▶ **Input for this task**:

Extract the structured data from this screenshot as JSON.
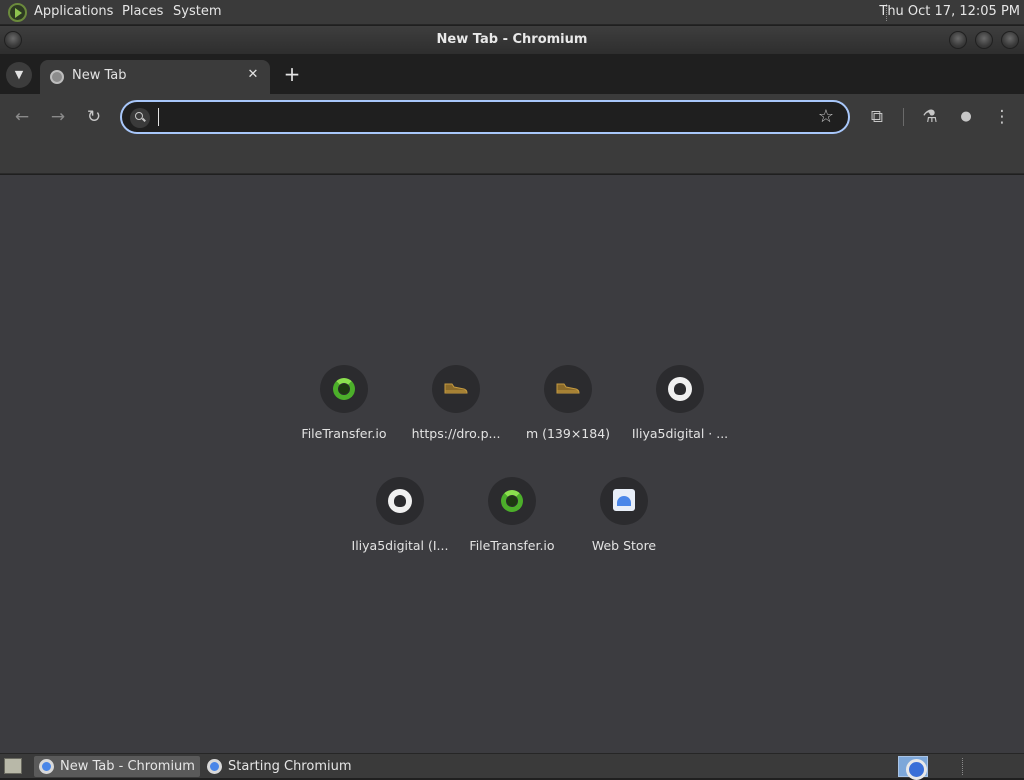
{
  "top_panel": {
    "menus": [
      "Applications",
      "Places",
      "System"
    ],
    "clock": "Thu Oct 17, 12:05 PM"
  },
  "window": {
    "title": "New Tab - Chromium"
  },
  "tabstrip": {
    "tab_search_icon": "chevron-down-icon",
    "tabs": [
      {
        "title": "New Tab",
        "favicon": "globe-icon",
        "close_glyph": "✕"
      }
    ],
    "new_tab_glyph": "+"
  },
  "toolbar": {
    "back_glyph": "←",
    "forward_glyph": "→",
    "reload_glyph": "↻",
    "omnibox": {
      "value": "",
      "placeholder": ""
    },
    "bookmark_glyph": "☆",
    "extensions_glyph": "⧉",
    "labs_glyph": "⚗",
    "profile_glyph": "●",
    "menu_glyph": "⋮"
  },
  "shortcuts": [
    {
      "label": "FileTransfer.io",
      "icon": "filetransfer-icon"
    },
    {
      "label": "https://dro.p...",
      "icon": "shoe-icon"
    },
    {
      "label": "m (139×184)",
      "icon": "shoe-icon"
    },
    {
      "label": "Iliya5digital · ...",
      "icon": "github-icon"
    },
    {
      "label": "Iliya5digital (I...",
      "icon": "github-icon"
    },
    {
      "label": "FileTransfer.io",
      "icon": "filetransfer-icon"
    },
    {
      "label": "Web Store",
      "icon": "webstore-icon"
    }
  ],
  "taskbar": {
    "tasks": [
      {
        "label": "New Tab - Chromium",
        "active": true
      },
      {
        "label": "Starting Chromium",
        "active": false
      }
    ]
  },
  "colors": {
    "accent": "#a8c7fa",
    "content_bg": "#3c3c40",
    "filetransfer_green": "#4caf2a",
    "shoe_brown": "#8a6a2a"
  }
}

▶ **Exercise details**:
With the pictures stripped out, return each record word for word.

▶ **Solved problem**:
Extract the structured data from this screenshot as JSON.
{
  "top_panel": {
    "menus": [
      "Applications",
      "Places",
      "System"
    ],
    "clock": "Thu Oct 17, 12:05 PM"
  },
  "window": {
    "title": "New Tab - Chromium"
  },
  "tabstrip": {
    "tab_search_icon": "chevron-down-icon",
    "tabs": [
      {
        "title": "New Tab",
        "favicon": "globe-icon",
        "close_glyph": "✕"
      }
    ],
    "new_tab_glyph": "+"
  },
  "toolbar": {
    "back_glyph": "←",
    "forward_glyph": "→",
    "reload_glyph": "↻",
    "omnibox": {
      "value": "",
      "placeholder": ""
    },
    "bookmark_glyph": "☆",
    "extensions_glyph": "⧉",
    "labs_glyph": "⚗",
    "profile_glyph": "●",
    "menu_glyph": "⋮"
  },
  "shortcuts": [
    {
      "label": "FileTransfer.io",
      "icon": "filetransfer-icon"
    },
    {
      "label": "https://dro.p...",
      "icon": "shoe-icon"
    },
    {
      "label": "m (139×184)",
      "icon": "shoe-icon"
    },
    {
      "label": "Iliya5digital · ...",
      "icon": "github-icon"
    },
    {
      "label": "Iliya5digital (I...",
      "icon": "github-icon"
    },
    {
      "label": "FileTransfer.io",
      "icon": "filetransfer-icon"
    },
    {
      "label": "Web Store",
      "icon": "webstore-icon"
    }
  ],
  "taskbar": {
    "tasks": [
      {
        "label": "New Tab - Chromium",
        "active": true
      },
      {
        "label": "Starting Chromium",
        "active": false
      }
    ]
  },
  "colors": {
    "accent": "#a8c7fa",
    "content_bg": "#3c3c40",
    "filetransfer_green": "#4caf2a",
    "shoe_brown": "#8a6a2a"
  }
}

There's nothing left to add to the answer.